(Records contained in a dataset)

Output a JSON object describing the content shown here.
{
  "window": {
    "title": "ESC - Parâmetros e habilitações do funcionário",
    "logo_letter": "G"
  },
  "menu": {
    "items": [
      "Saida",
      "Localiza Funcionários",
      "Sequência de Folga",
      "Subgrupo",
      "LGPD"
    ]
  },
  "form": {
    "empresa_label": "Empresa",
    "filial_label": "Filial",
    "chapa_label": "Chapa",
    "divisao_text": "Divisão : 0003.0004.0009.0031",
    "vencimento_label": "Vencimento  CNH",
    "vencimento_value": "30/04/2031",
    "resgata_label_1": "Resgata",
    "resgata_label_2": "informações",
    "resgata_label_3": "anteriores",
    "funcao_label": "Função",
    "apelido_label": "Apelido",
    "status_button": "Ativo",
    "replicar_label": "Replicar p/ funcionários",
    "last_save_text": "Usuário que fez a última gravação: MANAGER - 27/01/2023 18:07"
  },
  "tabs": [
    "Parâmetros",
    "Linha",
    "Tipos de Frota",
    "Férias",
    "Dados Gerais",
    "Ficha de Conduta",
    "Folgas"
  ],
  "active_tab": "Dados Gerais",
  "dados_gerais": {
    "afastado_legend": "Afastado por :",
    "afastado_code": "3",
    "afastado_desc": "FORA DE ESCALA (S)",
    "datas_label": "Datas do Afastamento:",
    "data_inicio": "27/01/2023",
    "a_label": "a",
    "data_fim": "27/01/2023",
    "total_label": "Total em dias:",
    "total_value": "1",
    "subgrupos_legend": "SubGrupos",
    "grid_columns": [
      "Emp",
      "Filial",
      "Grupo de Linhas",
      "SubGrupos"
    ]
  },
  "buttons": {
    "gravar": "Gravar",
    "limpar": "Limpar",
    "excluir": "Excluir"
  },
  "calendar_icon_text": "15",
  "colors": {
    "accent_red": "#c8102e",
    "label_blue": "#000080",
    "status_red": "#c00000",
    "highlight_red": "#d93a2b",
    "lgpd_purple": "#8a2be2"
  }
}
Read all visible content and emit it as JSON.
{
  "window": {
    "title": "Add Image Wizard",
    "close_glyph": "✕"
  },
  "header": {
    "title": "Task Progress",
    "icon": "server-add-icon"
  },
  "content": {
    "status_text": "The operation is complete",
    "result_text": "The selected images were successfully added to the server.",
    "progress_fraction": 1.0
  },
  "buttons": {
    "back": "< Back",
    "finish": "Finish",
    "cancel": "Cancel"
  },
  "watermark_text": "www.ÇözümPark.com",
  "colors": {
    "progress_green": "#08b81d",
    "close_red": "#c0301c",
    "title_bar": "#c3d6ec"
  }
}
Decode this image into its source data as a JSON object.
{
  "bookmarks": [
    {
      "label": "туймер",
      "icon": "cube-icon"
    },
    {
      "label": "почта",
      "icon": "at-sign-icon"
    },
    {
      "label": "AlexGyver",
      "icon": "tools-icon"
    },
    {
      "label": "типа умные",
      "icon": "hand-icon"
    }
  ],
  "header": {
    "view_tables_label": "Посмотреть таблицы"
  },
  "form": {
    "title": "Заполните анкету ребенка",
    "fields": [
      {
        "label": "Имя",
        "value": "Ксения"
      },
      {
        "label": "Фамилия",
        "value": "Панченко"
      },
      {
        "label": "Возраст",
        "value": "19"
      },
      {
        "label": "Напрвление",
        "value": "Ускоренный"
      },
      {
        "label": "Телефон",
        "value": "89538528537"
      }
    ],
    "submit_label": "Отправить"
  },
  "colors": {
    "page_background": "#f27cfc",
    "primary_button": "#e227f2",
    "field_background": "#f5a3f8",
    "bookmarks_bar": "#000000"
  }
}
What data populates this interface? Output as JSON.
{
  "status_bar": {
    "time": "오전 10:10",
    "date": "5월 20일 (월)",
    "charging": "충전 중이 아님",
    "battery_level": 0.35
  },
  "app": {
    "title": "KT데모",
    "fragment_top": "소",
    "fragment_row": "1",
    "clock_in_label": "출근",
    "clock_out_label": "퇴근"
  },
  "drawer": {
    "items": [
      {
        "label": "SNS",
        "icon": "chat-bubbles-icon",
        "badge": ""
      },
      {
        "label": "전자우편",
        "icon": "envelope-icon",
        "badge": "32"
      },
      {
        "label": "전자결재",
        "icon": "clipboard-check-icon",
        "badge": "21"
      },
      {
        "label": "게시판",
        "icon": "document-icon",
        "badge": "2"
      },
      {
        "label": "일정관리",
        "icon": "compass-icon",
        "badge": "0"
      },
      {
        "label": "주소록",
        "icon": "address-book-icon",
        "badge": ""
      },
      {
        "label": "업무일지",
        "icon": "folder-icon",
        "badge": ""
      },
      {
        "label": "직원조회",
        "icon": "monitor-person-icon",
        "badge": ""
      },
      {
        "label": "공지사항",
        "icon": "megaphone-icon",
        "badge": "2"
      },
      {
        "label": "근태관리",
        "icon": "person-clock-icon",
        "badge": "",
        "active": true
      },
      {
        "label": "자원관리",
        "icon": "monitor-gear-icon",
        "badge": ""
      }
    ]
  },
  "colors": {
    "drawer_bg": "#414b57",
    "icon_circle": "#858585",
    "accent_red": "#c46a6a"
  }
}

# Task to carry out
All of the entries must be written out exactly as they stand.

# Result of this task
Output a JSON object describing the content shown here.
{
  "window": {
    "title": "ESC - Parâmetros e habilitações do funcionário",
    "logo_letter": "G"
  },
  "menu": {
    "items": [
      "Saida",
      "Localiza Funcionários",
      "Sequência de Folga",
      "Subgrupo",
      "LGPD"
    ]
  },
  "form": {
    "empresa_label": "Empresa",
    "filial_label": "Filial",
    "chapa_label": "Chapa",
    "divisao_text": "Divisão : 0003.0004.0009.0031",
    "vencimento_label": "Vencimento  CNH",
    "vencimento_value": "30/04/2031",
    "resgata_label_1": "Resgata",
    "resgata_label_2": "informações",
    "resgata_label_3": "anteriores",
    "funcao_label": "Função",
    "apelido_label": "Apelido",
    "status_button": "Ativo",
    "replicar_label": "Replicar p/ funcionários",
    "last_save_text": "Usuário que fez a última gravação: MANAGER - 27/01/2023 18:07"
  },
  "tabs": [
    "Parâmetros",
    "Linha",
    "Tipos de Frota",
    "Férias",
    "Dados Gerais",
    "Ficha de Conduta",
    "Folgas"
  ],
  "active_tab": "Dados Gerais",
  "dados_gerais": {
    "afastado_legend": "Afastado por :",
    "afastado_code": "3",
    "afastado_desc": "FORA DE ESCALA (S)",
    "datas_label": "Datas do Afastamento:",
    "data_inicio": "27/01/2023",
    "a_label": "a",
    "data_fim": "27/01/2023",
    "total_label": "Total em dias:",
    "total_value": "1",
    "subgrupos_legend": "SubGrupos",
    "grid_columns": [
      "Emp",
      "Filial",
      "Grupo de Linhas",
      "SubGrupos"
    ]
  },
  "buttons": {
    "gravar": "Gravar",
    "limpar": "Limpar",
    "excluir": "Excluir"
  },
  "calendar_icon_text": "15",
  "colors": {
    "accent_red": "#c8102e",
    "label_blue": "#000080",
    "status_red": "#c00000",
    "highlight_red": "#d93a2b",
    "lgpd_purple": "#8a2be2"
  }
}
Read all visible content and emit it as JSON.
{
  "window": {
    "title": "Add Image Wizard",
    "close_glyph": "✕"
  },
  "header": {
    "title": "Task Progress",
    "icon": "server-add-icon"
  },
  "content": {
    "status_text": "The operation is complete",
    "result_text": "The selected images were successfully added to the server.",
    "progress_fraction": 1.0
  },
  "buttons": {
    "back": "< Back",
    "finish": "Finish",
    "cancel": "Cancel"
  },
  "watermark_text": "www.ÇözümPark.com",
  "colors": {
    "progress_green": "#08b81d",
    "close_red": "#c0301c",
    "title_bar": "#c3d6ec"
  }
}
Decode this image into its source data as a JSON object.
{
  "bookmarks": [
    {
      "label": "туймер",
      "icon": "cube-icon"
    },
    {
      "label": "почта",
      "icon": "at-sign-icon"
    },
    {
      "label": "AlexGyver",
      "icon": "tools-icon"
    },
    {
      "label": "типа умные",
      "icon": "hand-icon"
    }
  ],
  "header": {
    "view_tables_label": "Посмотреть таблицы"
  },
  "form": {
    "title": "Заполните анкету ребенка",
    "fields": [
      {
        "label": "Имя",
        "value": "Ксения"
      },
      {
        "label": "Фамилия",
        "value": "Панченко"
      },
      {
        "label": "Возраст",
        "value": "19"
      },
      {
        "label": "Напрвление",
        "value": "Ускоренный"
      },
      {
        "label": "Телефон",
        "value": "89538528537"
      }
    ],
    "submit_label": "Отправить"
  },
  "colors": {
    "page_background": "#f27cfc",
    "primary_button": "#e227f2",
    "field_background": "#f5a3f8",
    "bookmarks_bar": "#000000"
  }
}
What data populates this interface? Output as JSON.
{
  "status_bar": {
    "time": "오전 10:10",
    "date": "5월 20일 (월)",
    "charging": "충전 중이 아님",
    "battery_level": 0.35
  },
  "app": {
    "title": "KT데모",
    "fragment_top": "소",
    "fragment_row": "1",
    "clock_in_label": "출근",
    "clock_out_label": "퇴근"
  },
  "drawer": {
    "items": [
      {
        "label": "SNS",
        "icon": "chat-bubbles-icon",
        "badge": ""
      },
      {
        "label": "전자우편",
        "icon": "envelope-icon",
        "badge": "32"
      },
      {
        "label": "전자결재",
        "icon": "clipboard-check-icon",
        "badge": "21"
      },
      {
        "label": "게시판",
        "icon": "document-icon",
        "badge": "2"
      },
      {
        "label": "일정관리",
        "icon": "compass-icon",
        "badge": "0"
      },
      {
        "label": "주소록",
        "icon": "address-book-icon",
        "badge": ""
      },
      {
        "label": "업무일지",
        "icon": "folder-icon",
        "badge": ""
      },
      {
        "label": "직원조회",
        "icon": "monitor-person-icon",
        "badge": ""
      },
      {
        "label": "공지사항",
        "icon": "megaphone-icon",
        "badge": "2"
      },
      {
        "label": "근태관리",
        "icon": "person-clock-icon",
        "badge": "",
        "active": true
      },
      {
        "label": "자원관리",
        "icon": "monitor-gear-icon",
        "badge": ""
      }
    ]
  },
  "colors": {
    "drawer_bg": "#414b57",
    "icon_circle": "#858585",
    "accent_red": "#c46a6a"
  }
}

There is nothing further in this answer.